Exposure to hyperbaric pressure (HP) exceeding 100 msw (1.1 MPa) is known to cause a constellation of motor and cognitive impairments named high-pressure neurological syndrome (HPNS), considered to be the result of synaptic transmission alteration. Long periods of repetitive HP exposure could be an occupational risk for professional deep-sea divers. Previous studies have indicated the modulation of presynaptic Ca2+ currents based on synaptic activity modified by HP. We have recently demonstrated that currents in genetically identified cellular voltage-dependent Ca2+ channels (VDCCs), CaV1.2 and CaV3.2 are selectively affected by HP. This work further elucidates the HPNS mechanism by examining HP effect on Ca2+ currents in neuronal VDCCs, CaV2.2 and CaV2.1, which are prevalent in presynaptic terminals, expressed in Xenopus oocytes.
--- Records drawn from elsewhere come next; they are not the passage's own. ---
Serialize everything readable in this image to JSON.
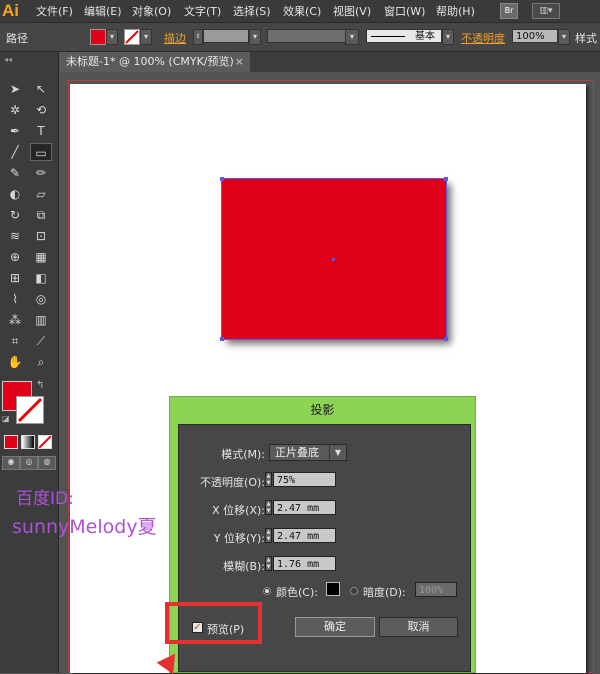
{
  "app": {
    "logo_text": "Ai",
    "menus": [
      "文件(F)",
      "编辑(E)",
      "对象(O)",
      "文字(T)",
      "选择(S)",
      "效果(C)",
      "视图(V)",
      "窗口(W)",
      "帮助(H)"
    ],
    "bridge_label": "Br"
  },
  "control_bar": {
    "selection_label": "路径",
    "stroke_label": "描边",
    "style_label": "基本",
    "opacity_label": "不透明度",
    "opacity_value": "100%",
    "style_tail_label": "样式",
    "fill_color": "#e1001a"
  },
  "document": {
    "tab_title": "未标题-1* @ 100% (CMYK/预览)",
    "close_glyph": "×"
  },
  "artwork": {
    "shape_fill": "#e1001a",
    "selection_color": "#5a5ae0"
  },
  "dialog": {
    "title": "投影",
    "mode_label": "模式(M):",
    "mode_value": "正片叠底",
    "opacity_label": "不透明度(O):",
    "opacity_value": "75%",
    "x_offset_label": "X 位移(X):",
    "x_offset_value": "2.47 mm",
    "y_offset_label": "Y 位移(Y):",
    "y_offset_value": "2.47 mm",
    "blur_label": "模糊(B):",
    "blur_value": "1.76 mm",
    "color_label": "颜色(C):",
    "darkness_label": "暗度(D):",
    "darkness_value": "100%",
    "preview_label": "预览(P)",
    "preview_checked": true,
    "ok_label": "确定",
    "cancel_label": "取消",
    "header_color": "#8ed454"
  },
  "watermark": {
    "line1": "百度ID:",
    "line2": "sunnyMelody夏"
  },
  "annotation_color": "#e53030"
}
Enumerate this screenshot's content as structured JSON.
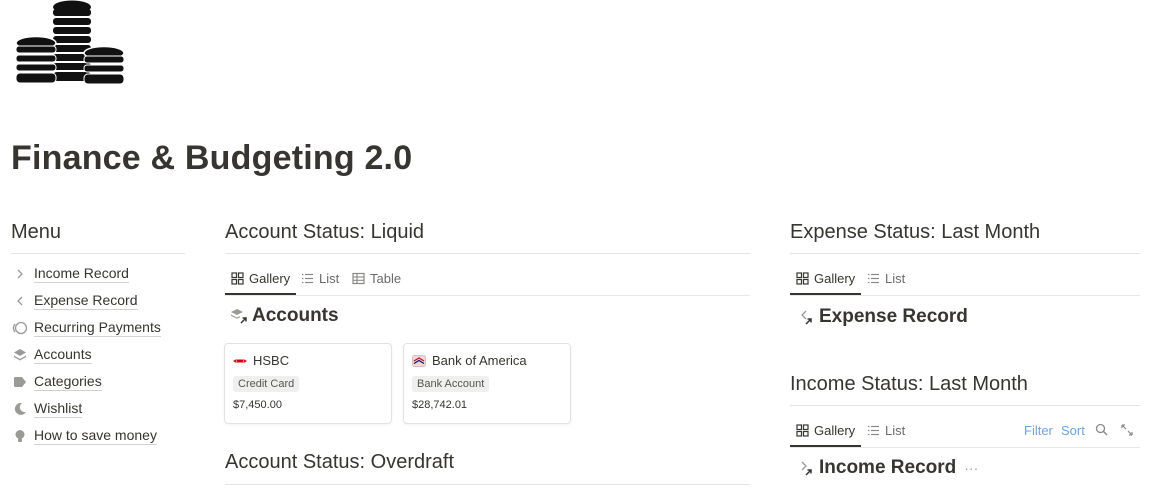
{
  "page": {
    "icon": "coins-stack-icon",
    "title": "Finance & Budgeting 2.0"
  },
  "menu": {
    "heading": "Menu",
    "items": [
      {
        "label": "Income Record",
        "icon": "chevron-right-icon"
      },
      {
        "label": "Expense Record",
        "icon": "chevron-left-icon"
      },
      {
        "label": "Recurring Payments",
        "icon": "recurring-circle-icon"
      },
      {
        "label": "Accounts",
        "icon": "layers-icon"
      },
      {
        "label": "Categories",
        "icon": "tag-icon"
      },
      {
        "label": "Wishlist",
        "icon": "moon-icon"
      },
      {
        "label": "How to save money",
        "icon": "lightbulb-icon"
      }
    ]
  },
  "liquid": {
    "heading": "Account Status: Liquid",
    "tabs": [
      "Gallery",
      "List",
      "Table"
    ],
    "db_title": "Accounts",
    "cards": [
      {
        "title": "HSBC",
        "tag": "Credit Card",
        "amount": "$7,450.00",
        "icon": "hsbc-logo-icon"
      },
      {
        "title": "Bank of America",
        "tag": "Bank Account",
        "amount": "$28,742.01",
        "icon": "bank-of-america-logo-icon"
      }
    ]
  },
  "overdraft": {
    "heading": "Account Status: Overdraft"
  },
  "expense": {
    "heading": "Expense Status: Last Month",
    "tabs": [
      "Gallery",
      "List"
    ],
    "db_title": "Expense Record"
  },
  "income": {
    "heading": "Income Status: Last Month",
    "tabs": [
      "Gallery",
      "List"
    ],
    "tools": [
      "Filter",
      "Sort"
    ],
    "db_title": "Income Record",
    "more": "···"
  },
  "colors": {
    "text": "#37352f",
    "muted": "#6b6b6b",
    "link": "#6fa3d9",
    "divider": "#e6e5e2"
  }
}
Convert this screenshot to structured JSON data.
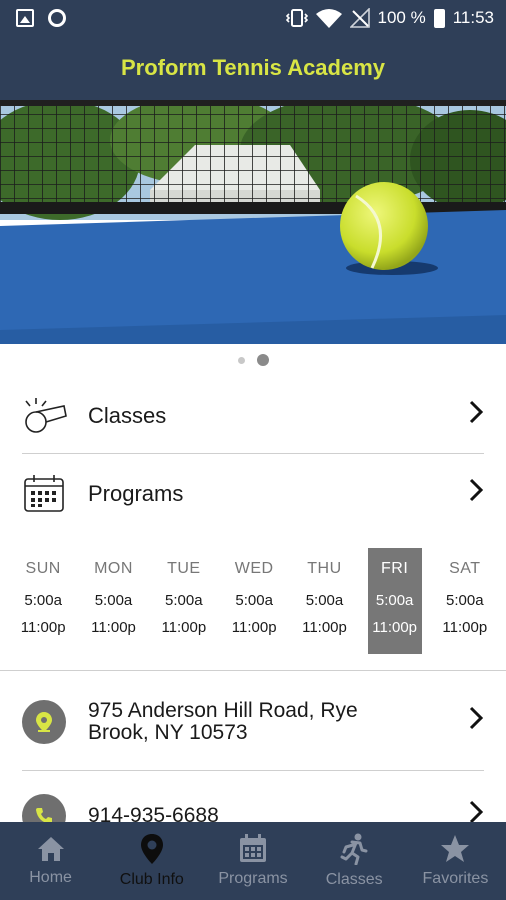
{
  "status_bar": {
    "battery": "100 %",
    "time": "11:53",
    "icons": [
      "image-icon",
      "circle-icon",
      "vibrate-icon",
      "wifi-icon",
      "no-signal-icon",
      "battery-icon"
    ]
  },
  "header": {
    "title": "Proform Tennis Academy"
  },
  "hero": {
    "image": "tennis-ball-on-blue-court",
    "slide_count": 2,
    "active_slide": 2
  },
  "menu": {
    "classes": {
      "label": "Classes",
      "icon": "whistle-icon"
    },
    "programs": {
      "label": "Programs",
      "icon": "calendar-icon"
    }
  },
  "hours": [
    {
      "day": "SUN",
      "open": "5:00a",
      "close": "11:00p",
      "active": false
    },
    {
      "day": "MON",
      "open": "5:00a",
      "close": "11:00p",
      "active": false
    },
    {
      "day": "TUE",
      "open": "5:00a",
      "close": "11:00p",
      "active": false
    },
    {
      "day": "WED",
      "open": "5:00a",
      "close": "11:00p",
      "active": false
    },
    {
      "day": "THU",
      "open": "5:00a",
      "close": "11:00p",
      "active": false
    },
    {
      "day": "FRI",
      "open": "5:00a",
      "close": "11:00p",
      "active": true
    },
    {
      "day": "SAT",
      "open": "5:00a",
      "close": "11:00p",
      "active": false
    }
  ],
  "contact": {
    "address_line1": "975 Anderson Hill Road, Rye",
    "address_line2": "Brook, NY 10573",
    "phone": "914-935-6688"
  },
  "bottom_nav": [
    {
      "label": "Home",
      "icon": "home-icon",
      "active": false
    },
    {
      "label": "Club Info",
      "icon": "location-pin-icon",
      "active": true
    },
    {
      "label": "Programs",
      "icon": "calendar-icon",
      "active": false
    },
    {
      "label": "Classes",
      "icon": "runner-icon",
      "active": false
    },
    {
      "label": "Favorites",
      "icon": "star-icon",
      "active": false
    }
  ],
  "colors": {
    "header_bg": "#2f3f58",
    "title_accent": "#d8e545",
    "active_day_bg": "#777777"
  }
}
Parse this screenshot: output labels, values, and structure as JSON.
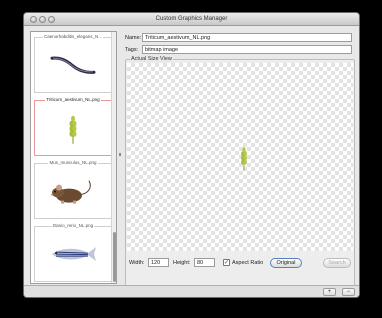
{
  "window": {
    "title": "Custom Graphics Manager"
  },
  "list": {
    "items": [
      {
        "caption": "Caenorhabditis_elegans_N...",
        "icon": "worm-icon",
        "selected": false
      },
      {
        "caption": "Triticum_aestivum_NL.png",
        "icon": "wheat-icon",
        "selected": true
      },
      {
        "caption": "Mus_musculus_NL.png",
        "icon": "mouse-icon",
        "selected": false
      },
      {
        "caption": "Danio_rerio_NL.png",
        "icon": "zebrafish-icon",
        "selected": false
      }
    ]
  },
  "form": {
    "name_label": "Name:",
    "name_value": "Triticum_aestivum_NL.png",
    "tags_label": "Tags:",
    "tags_value": "bitmap image"
  },
  "preview": {
    "group_title": "Actual Size View",
    "image_icon": "wheat-icon"
  },
  "size": {
    "width_label": "Width:",
    "width_value": "120",
    "height_label": "Height:",
    "height_value": "80",
    "aspect_label": "Aspect Ratio",
    "aspect_checked": "✓",
    "original_label": "Original",
    "search_label": "Search"
  },
  "footer": {
    "add_label": "+",
    "remove_label": "−"
  },
  "colors": {
    "selected_border": "#e79a9a",
    "checkmark": "#1a4fa8"
  }
}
HP augmented the CaV2.2 current amplitude, much less so in a channel variation containing an additional modulatory subunit, and had almost no effect on the CaV2.1 currents. HP differentially affected the channels' kinetics. It is, therefore, suggested that HPNS signs and symptoms arise, at least in part, from pressure modulation of various VDCCs.
- high-pressure neurological syndrome
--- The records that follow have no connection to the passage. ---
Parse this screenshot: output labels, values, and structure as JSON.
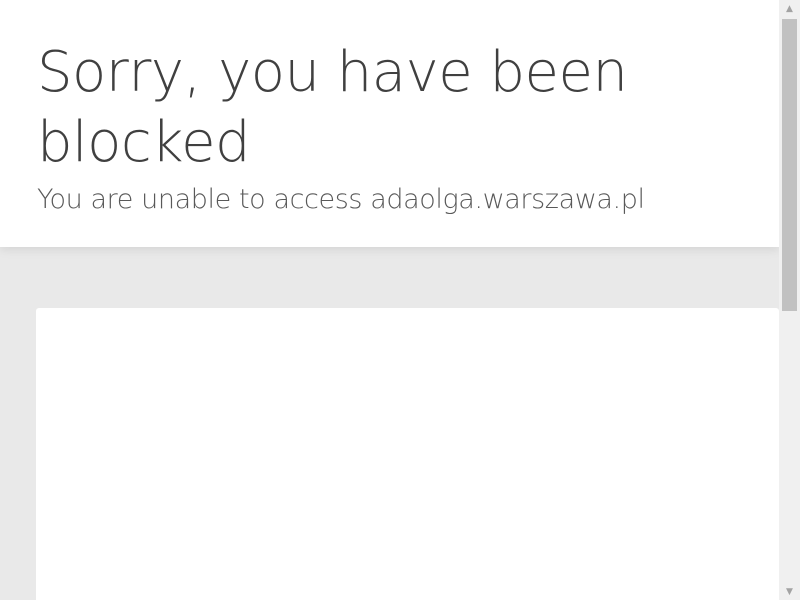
{
  "header": {
    "title": "Sorry, you have been blocked",
    "subtitle": "You are unable to access adaolga.warszawa.pl"
  },
  "scrollbar": {
    "up_icon": "▲",
    "down_icon": "▼"
  },
  "colors": {
    "page_background": "#e9e9e9",
    "header_background": "#ffffff",
    "title_text": "#404040",
    "subtitle_text": "#595959",
    "scrollbar_track": "#f0f0f0",
    "scrollbar_thumb": "#c1c1c1"
  }
}
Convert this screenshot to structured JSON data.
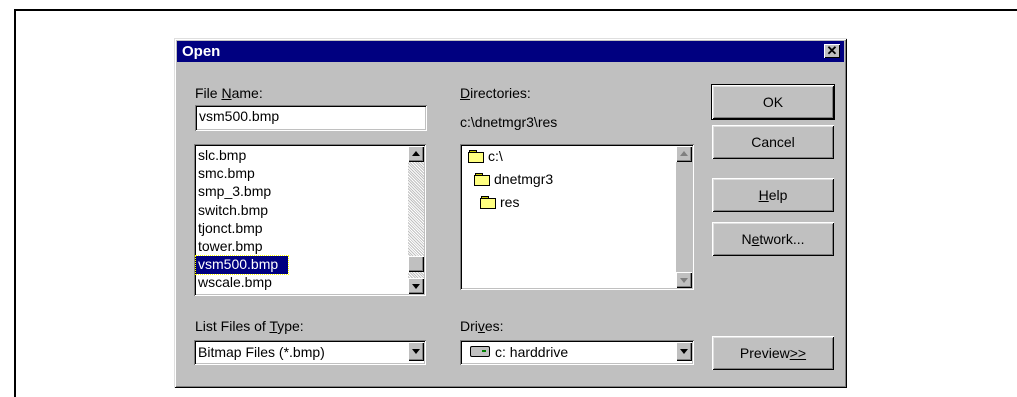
{
  "dialog": {
    "title": "Open",
    "close_glyph": "✕"
  },
  "file_name": {
    "label_pre": "File ",
    "label_accel": "N",
    "label_post": "ame:",
    "value": "vsm500.bmp"
  },
  "files": [
    {
      "name": "slc.bmp",
      "selected": false
    },
    {
      "name": "smc.bmp",
      "selected": false
    },
    {
      "name": "smp_3.bmp",
      "selected": false
    },
    {
      "name": "switch.bmp",
      "selected": false
    },
    {
      "name": "tjonct.bmp",
      "selected": false
    },
    {
      "name": "tower.bmp",
      "selected": false
    },
    {
      "name": "vsm500.bmp",
      "selected": true
    },
    {
      "name": "wscale.bmp",
      "selected": false
    }
  ],
  "directories": {
    "label_accel": "D",
    "label_post": "irectories:",
    "current_path": "c:\\dnetmgr3\\res",
    "items": [
      {
        "name": "c:\\",
        "icon": "open-folder-icon"
      },
      {
        "name": "dnetmgr3",
        "icon": "open-folder-icon"
      },
      {
        "name": "res",
        "icon": "open-folder-icon"
      }
    ]
  },
  "file_type": {
    "label_pre": "List Files of ",
    "label_accel": "T",
    "label_post": "ype:",
    "value": "Bitmap Files (*.bmp)"
  },
  "drives": {
    "label_pre": "Dri",
    "label_accel": "v",
    "label_post": "es:",
    "value": "c: harddrive",
    "icon": "hard-drive-icon"
  },
  "buttons": {
    "ok": "OK",
    "cancel": "Cancel",
    "help_accel": "H",
    "help_post": "elp",
    "network_pre": "N",
    "network_accel": "e",
    "network_post": "twork...",
    "preview_pre": "Preview ",
    "preview_accel": ">>"
  }
}
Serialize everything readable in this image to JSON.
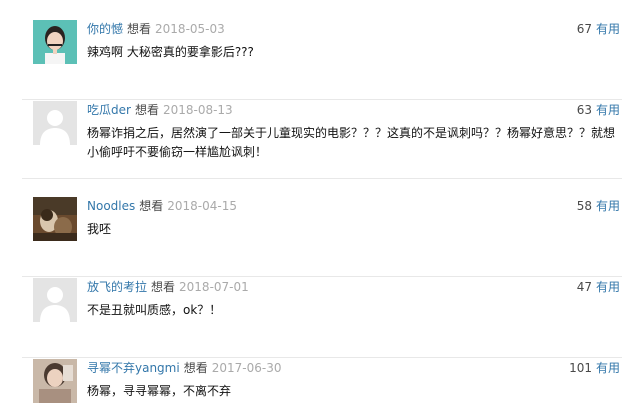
{
  "comments": [
    {
      "user": "你的憾",
      "rating_label": "想看",
      "date": "2018-05-03",
      "votes": "67",
      "useful_label": "有用",
      "text": "辣鸡啊 大秘密真的要拿影后???",
      "avatar": "photo-avatar-girl"
    },
    {
      "user": "吃瓜der",
      "rating_label": "想看",
      "date": "2018-08-13",
      "votes": "63",
      "useful_label": "有用",
      "text": "杨幂诈捐之后，居然演了一部关于儿童现实的电影？？？这真的不是讽刺吗？？杨幂好意思？？就想小偷呼吁不要偷窃一样尴尬讽刺！",
      "avatar": "default-avatar"
    },
    {
      "user": "Noodles",
      "rating_label": "想看",
      "date": "2018-04-15",
      "votes": "58",
      "useful_label": "有用",
      "text": "我呸",
      "avatar": "photo-avatar-painting"
    },
    {
      "user": "放飞的考拉",
      "rating_label": "想看",
      "date": "2018-07-01",
      "votes": "47",
      "useful_label": "有用",
      "text": "不是丑就叫质感，ok？！",
      "avatar": "default-avatar"
    },
    {
      "user": "寻幂不弃yangmi",
      "rating_label": "想看",
      "date": "2017-06-30",
      "votes": "101",
      "useful_label": "有用",
      "text": "杨幂，寻寻幂幂，不离不弃",
      "avatar": "photo-avatar-woman"
    }
  ]
}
- hyperbaric pressure
- voltage-dependent calcium channel
ASJC Scopus subject areas
- Molecular Medicine
- Cell Biology